Individual shareholders (aged 18 or over) can claim income tax relief at the rate of 30% per cent for up to £200,000 annual investment, provided the shares are held for at least five years.

Dividends

Dividends received from VCT ordinary shares are income tax free.

Capital gains tax

Disposals by individuals of ordinary shares in VCTs are not subject to CGT.

Capital Gains Tax – how to be tax-efficient

There are three key elements in tax year-end CGT planning:

  • realising losses
  • ensuring use of the annual exempt amount
  • making negligible value claims
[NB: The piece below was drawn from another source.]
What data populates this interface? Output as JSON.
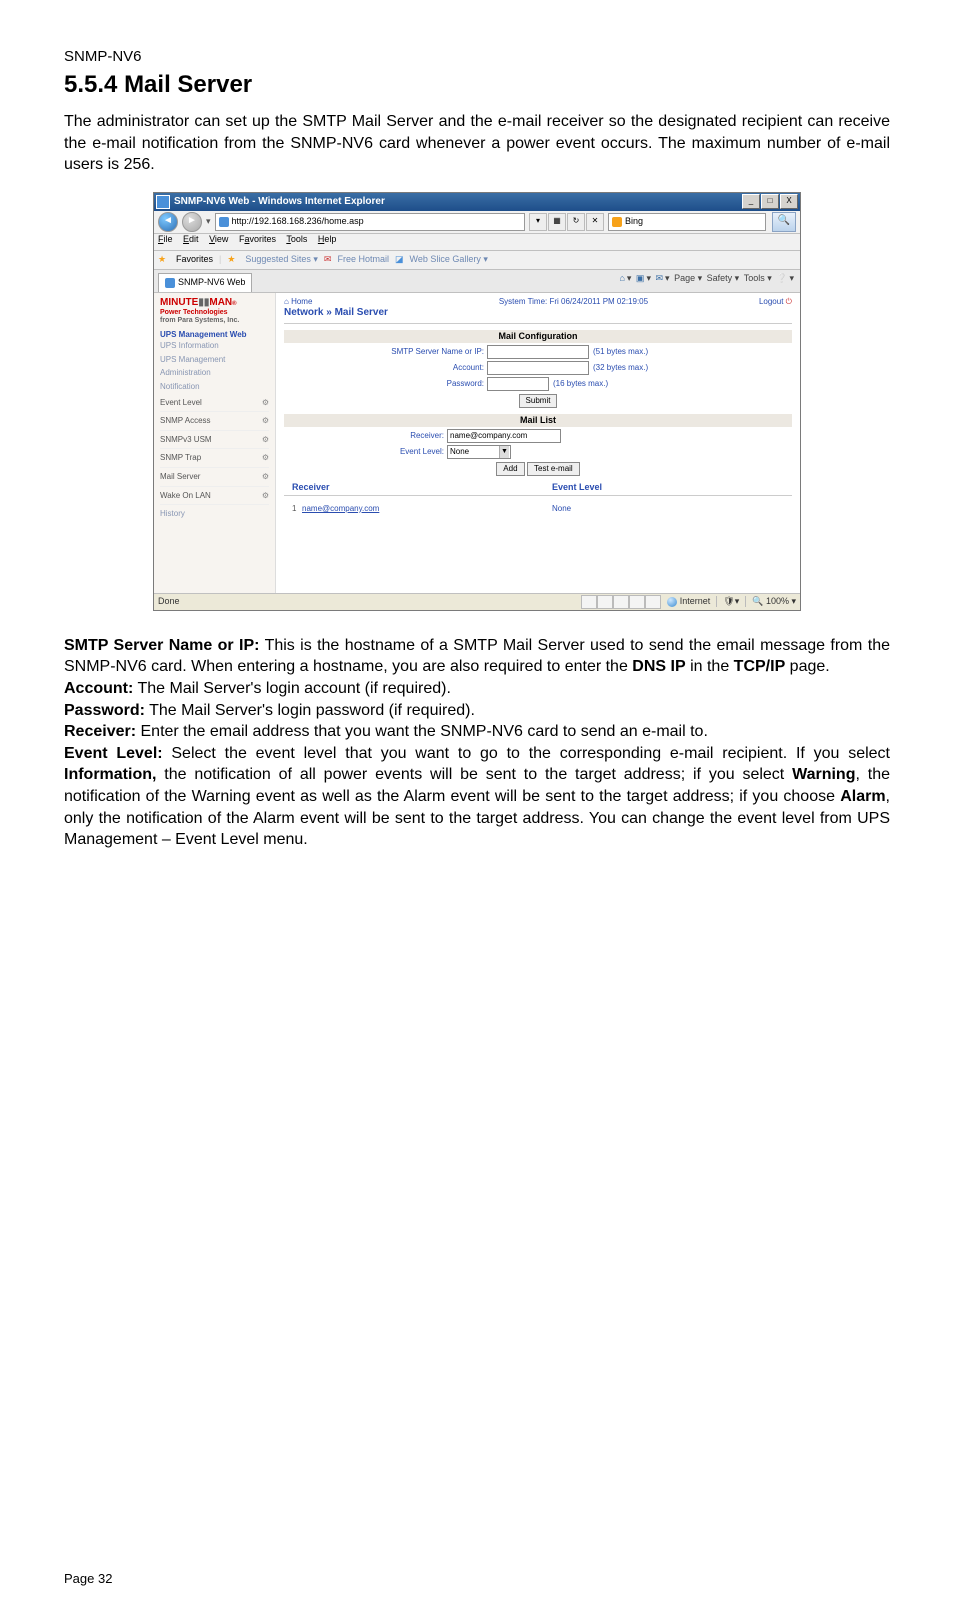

There is a considerable degree of interaction between the first two. The objective should be to increase the effective exempt amount by supplementing it with realised losses.

While anti-avoidance legislation restricts the use of ‘bed and breakfasting,’ it does not prevent it if the 30-day reinvestment limit is satisfied.

Other reinvestment options include:

  • ‘bed and ISA’
  • ‘bed and spouse’
  • ‘bed and pension contribution’

The advantages of exempt inter-spouse transfers in ensuring that both spouses’ annual exempt amount should be fully utilised, where possible.

When it can be agreed with HM Revenue & Customs that shares are of negligible value, the loss arising is treated as a realised loss and is available for set-off against gains.

In certain circumstances losses on unquoted trading companies can be set against income and income relief obtained.

Inheritance Tax – how to be tax-efficient

Inheritance tax (IHT) planning (largely, but not exclusively) revolves around reducing an individual’s estate by giving away assets. This giving can be ‘controlled’ with the involvement of trustees and the inheritance tax code offers a range of exemptions, some of which are time sensitive e.g.:

  • Annual £3,000 exemption
  • Small gifts exemption (£250)

There is also a number of inheritance tax planning strategies that should be undertaken sooner rather than later, for which you should consider taking, tailored advice from a independent financial adviser before proceeding.

Within the context of ‘giving’, gifts should be made as soon as possible so that the ‘seven year clock’ starts ticking. These include ‘Potentially Exempt Transfers’ (PETs) and ‘Chargeable Lifetime Transfers’ (CLTs).

Consideration could been given to starting a pattern of gifts which would qualify for exemption under the ‘normal expenditure from income exemption’? Pension contributions for children or grandchildren could be useful in this context. As well as reducing the donor’s ‘estate,’ the contributions will generate tax relief for the recipients.

There are also inheritance tax claims or actions that are time sensitive:

  • A claim to benefit from a ‘transferable nil rate band’
  • A claim to vary the IHT effects of Will (a ‘variation’)

At a more strategic level, three further areas to consider are:

  • Ensuring that ‘protection’ life policies are in a trust. An amazingly high proportion are not. Without a suitable trust, the policy proceeds will fall into the IHT ‘net’.
  • ‘Estate equalisation’ with a marriage or civil partnership
  • As spring is the season of romance, couples in a stable long-term relationships could consider marriage. Marriage offers many advantages - not all of which are financial!

Final thoughts

January saw contractors have to rush to get their self-assessment forms in, but February and March are now demanding that these busy professionals turn their attention to year-end tax planning.

For the typical contractor, the prospect of operating their personal and/or business finances more tax-efficiently in the next tax year will be enough to spur them into action. But as to the inert in need of further motivation, it is essential that you play your part in helping the UK make the most of the recovery it has embarked on, by minimising your liabilities and maximising your income and, in turn, your growth prospects.

Tuesday 4th March 2014